Pete’s Prediction: 3 W, 2.06 ERA, 98 K, 36 SV
OTHERS OF NOTE
Lyle Overbay, 1B: Overbay was having an abysmal season before and after his injury. His .240 average was very unlike him. It wasn’t just average, Overbay’s numbers were down in every offensive category. Whatever the problem was, I am confident he can bounce back. Moving to the AL wasn’t the problem as evident by his 2006 season. Expect typical numbers he has always put up, but be cautious if you think the hand injury will linger.
Pete’s Prediction: 80 R, .287 AVG, 18 HR, 81 RBI, 2 SB

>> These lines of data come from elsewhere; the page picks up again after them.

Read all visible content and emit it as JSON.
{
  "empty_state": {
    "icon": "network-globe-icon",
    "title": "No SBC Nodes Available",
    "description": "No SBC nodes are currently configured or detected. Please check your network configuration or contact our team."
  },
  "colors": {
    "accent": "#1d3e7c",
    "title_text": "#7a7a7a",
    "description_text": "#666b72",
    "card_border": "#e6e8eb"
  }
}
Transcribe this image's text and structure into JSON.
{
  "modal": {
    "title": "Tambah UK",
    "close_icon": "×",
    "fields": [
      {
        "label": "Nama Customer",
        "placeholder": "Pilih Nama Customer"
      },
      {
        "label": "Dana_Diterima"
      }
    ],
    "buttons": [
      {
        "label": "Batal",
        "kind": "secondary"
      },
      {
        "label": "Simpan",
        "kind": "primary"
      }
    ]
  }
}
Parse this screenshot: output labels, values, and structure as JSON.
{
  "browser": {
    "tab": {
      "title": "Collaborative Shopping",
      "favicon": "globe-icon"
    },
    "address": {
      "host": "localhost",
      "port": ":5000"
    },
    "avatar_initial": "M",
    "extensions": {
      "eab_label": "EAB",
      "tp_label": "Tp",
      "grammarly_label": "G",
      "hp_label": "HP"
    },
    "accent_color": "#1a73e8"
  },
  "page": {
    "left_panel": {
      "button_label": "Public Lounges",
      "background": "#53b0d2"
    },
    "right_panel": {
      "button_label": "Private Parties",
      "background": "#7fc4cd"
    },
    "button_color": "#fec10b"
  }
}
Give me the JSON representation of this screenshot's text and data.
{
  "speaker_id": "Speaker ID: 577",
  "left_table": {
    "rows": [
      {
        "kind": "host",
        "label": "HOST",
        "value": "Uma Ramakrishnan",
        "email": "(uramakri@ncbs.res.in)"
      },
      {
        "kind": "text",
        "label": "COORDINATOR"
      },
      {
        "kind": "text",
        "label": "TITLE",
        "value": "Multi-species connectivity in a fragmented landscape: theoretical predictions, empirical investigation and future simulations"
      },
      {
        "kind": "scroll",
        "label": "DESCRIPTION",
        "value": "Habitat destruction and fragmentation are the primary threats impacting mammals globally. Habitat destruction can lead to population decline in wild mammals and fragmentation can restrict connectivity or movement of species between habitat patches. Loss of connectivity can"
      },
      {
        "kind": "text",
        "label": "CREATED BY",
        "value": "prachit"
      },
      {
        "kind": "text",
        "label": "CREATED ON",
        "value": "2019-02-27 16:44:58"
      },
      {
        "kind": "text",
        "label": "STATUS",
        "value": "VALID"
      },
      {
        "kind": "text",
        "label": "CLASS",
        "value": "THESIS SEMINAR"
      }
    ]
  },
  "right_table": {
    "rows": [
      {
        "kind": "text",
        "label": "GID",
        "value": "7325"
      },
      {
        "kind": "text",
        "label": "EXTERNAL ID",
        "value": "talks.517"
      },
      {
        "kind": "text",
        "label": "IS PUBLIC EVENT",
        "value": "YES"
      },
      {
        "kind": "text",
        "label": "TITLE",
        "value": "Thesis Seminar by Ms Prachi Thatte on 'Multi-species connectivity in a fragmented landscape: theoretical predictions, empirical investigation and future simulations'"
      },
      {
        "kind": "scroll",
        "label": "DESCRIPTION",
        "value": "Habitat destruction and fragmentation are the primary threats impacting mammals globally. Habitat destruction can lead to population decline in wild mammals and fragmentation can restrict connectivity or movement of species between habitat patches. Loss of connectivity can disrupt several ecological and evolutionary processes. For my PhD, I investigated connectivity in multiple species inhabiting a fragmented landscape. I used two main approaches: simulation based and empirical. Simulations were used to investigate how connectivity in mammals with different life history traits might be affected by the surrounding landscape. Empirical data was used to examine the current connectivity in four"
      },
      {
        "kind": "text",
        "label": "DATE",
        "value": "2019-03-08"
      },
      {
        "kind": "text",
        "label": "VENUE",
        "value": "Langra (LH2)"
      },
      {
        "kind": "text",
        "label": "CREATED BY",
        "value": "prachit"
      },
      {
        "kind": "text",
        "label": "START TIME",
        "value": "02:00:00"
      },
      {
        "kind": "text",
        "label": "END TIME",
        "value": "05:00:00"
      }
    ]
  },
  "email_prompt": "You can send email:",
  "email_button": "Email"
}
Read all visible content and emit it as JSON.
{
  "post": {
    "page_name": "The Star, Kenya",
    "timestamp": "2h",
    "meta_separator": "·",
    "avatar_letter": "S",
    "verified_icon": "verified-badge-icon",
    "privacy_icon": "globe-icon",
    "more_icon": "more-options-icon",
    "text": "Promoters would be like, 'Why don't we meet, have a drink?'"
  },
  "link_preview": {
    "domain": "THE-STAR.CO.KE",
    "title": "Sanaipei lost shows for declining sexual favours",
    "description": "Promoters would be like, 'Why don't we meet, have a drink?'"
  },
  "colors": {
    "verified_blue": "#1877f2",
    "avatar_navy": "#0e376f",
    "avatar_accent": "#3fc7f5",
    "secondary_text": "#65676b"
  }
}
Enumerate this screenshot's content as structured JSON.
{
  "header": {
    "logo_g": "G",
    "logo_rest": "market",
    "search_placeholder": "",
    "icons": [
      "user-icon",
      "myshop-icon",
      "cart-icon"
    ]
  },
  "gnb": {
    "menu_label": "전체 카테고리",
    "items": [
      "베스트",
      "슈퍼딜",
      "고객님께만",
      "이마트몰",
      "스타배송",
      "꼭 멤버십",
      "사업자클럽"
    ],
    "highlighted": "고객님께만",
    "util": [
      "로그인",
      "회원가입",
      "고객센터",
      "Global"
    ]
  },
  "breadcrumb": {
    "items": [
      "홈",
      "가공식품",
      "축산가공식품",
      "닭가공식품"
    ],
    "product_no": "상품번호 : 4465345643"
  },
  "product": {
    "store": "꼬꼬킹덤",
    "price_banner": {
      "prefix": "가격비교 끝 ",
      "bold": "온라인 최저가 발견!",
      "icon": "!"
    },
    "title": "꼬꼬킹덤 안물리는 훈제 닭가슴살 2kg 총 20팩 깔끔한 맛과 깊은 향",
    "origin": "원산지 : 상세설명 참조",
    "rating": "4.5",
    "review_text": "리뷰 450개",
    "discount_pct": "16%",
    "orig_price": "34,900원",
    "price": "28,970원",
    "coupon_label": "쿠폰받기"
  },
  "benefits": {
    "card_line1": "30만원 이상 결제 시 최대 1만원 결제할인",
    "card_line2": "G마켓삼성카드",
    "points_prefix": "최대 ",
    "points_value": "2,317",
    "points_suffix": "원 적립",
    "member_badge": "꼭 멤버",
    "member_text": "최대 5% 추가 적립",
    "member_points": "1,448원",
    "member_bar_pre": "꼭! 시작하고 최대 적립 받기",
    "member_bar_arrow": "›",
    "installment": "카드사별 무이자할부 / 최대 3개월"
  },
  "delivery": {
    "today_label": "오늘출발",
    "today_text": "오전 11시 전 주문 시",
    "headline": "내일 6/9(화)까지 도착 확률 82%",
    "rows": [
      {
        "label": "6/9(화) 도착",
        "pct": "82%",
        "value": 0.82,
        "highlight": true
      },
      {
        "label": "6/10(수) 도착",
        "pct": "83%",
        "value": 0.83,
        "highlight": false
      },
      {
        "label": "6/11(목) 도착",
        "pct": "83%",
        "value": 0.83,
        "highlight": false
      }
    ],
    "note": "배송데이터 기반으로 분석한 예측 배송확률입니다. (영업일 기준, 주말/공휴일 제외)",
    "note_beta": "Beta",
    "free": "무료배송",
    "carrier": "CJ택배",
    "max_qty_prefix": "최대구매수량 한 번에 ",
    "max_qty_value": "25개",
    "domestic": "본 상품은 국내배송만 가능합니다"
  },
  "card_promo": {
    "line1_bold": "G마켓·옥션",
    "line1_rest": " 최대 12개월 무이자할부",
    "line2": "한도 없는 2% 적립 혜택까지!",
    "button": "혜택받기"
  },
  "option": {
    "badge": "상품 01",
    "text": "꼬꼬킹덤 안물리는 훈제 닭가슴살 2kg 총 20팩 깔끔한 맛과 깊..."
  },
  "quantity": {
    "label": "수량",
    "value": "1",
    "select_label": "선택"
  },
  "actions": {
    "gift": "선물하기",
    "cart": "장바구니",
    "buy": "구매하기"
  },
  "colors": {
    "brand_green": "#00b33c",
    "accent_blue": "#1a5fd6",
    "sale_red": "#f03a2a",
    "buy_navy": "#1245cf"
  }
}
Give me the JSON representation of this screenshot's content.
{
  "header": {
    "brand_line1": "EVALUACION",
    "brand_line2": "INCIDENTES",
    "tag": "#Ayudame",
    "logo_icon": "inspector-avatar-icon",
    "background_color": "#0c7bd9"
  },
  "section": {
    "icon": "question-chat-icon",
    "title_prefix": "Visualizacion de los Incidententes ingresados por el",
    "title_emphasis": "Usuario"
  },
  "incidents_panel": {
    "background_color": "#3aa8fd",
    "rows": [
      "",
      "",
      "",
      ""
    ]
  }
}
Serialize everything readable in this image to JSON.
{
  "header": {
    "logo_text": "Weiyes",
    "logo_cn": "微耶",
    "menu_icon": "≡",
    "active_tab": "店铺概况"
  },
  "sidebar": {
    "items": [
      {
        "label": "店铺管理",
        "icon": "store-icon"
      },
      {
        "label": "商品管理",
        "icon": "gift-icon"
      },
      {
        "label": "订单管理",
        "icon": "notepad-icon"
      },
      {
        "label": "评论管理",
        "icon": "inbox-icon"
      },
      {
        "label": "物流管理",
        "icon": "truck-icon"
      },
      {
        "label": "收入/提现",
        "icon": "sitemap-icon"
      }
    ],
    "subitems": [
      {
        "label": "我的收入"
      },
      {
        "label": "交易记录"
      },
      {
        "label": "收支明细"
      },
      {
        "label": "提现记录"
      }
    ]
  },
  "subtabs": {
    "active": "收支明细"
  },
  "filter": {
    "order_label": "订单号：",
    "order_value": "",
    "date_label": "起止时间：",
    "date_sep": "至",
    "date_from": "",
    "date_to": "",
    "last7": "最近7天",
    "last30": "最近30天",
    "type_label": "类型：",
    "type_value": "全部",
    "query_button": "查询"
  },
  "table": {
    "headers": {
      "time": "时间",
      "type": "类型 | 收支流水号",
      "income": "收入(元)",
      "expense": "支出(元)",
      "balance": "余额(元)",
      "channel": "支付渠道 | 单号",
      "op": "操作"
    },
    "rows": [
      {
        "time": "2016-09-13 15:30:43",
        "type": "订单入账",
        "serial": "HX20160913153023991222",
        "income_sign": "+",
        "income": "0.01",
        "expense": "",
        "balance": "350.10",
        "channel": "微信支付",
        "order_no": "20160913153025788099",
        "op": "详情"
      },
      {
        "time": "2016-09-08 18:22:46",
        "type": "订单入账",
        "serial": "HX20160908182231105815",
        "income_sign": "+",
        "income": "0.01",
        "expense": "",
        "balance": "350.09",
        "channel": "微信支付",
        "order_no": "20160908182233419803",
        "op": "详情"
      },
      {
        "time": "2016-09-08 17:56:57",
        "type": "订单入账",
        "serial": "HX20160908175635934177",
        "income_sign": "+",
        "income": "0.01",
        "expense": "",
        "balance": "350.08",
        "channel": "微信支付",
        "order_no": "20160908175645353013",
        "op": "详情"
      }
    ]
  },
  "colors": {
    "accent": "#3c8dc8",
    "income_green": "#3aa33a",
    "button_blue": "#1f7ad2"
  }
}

Scott Rolen, 3B: Traded for Troy Glaus in the off-season, Glaus is now the everyday 3B for Toronto and rejoins fellow teammate David Eckstein. Rolen has battled shoulder injuries for the past few season and this explains his line from last season which was .265 AVG, 8 HR, and 58 RBI in only 112 games. Rolen took batting practice and said he has felt better than he has in the past 4 years. If you want to take a risk and take this as a sign, then be my guest. You should also note that Rolen will have an indoor stadium as his home park for the first time in his career AND he is moving to the AL for the first time. All these variables are too risky for my taste.
Pete’s Prediction: 79 R, .276 AVG, 18 HR, 71 RBI, 1 SB
Shaun Marcum, Dustin McGowan, Jesse Litsch, and Jeremy Accardo, SP/RP: Due to injuries in the rotation and the bullpen, Toronto was able to develop their young pitching for the majority of the 2007 season. Accardo filled in for B.J. Ryan and got 30 saves with a 2.14 ERA. if anything happens to Ryan (and who knows, he is coming off of Tommy John surgery after all), Accardo can grab a few saves. McGowan, Litsch, and Marcum have a full year of starting experience under their belt and proved they can hang tough in the AL East. Those three starters can give you ERA’s in the high 3.00’s or low 4.00’s at a bargain basement price at much later rounds in your draft.
Next up: The Bronx Bombers…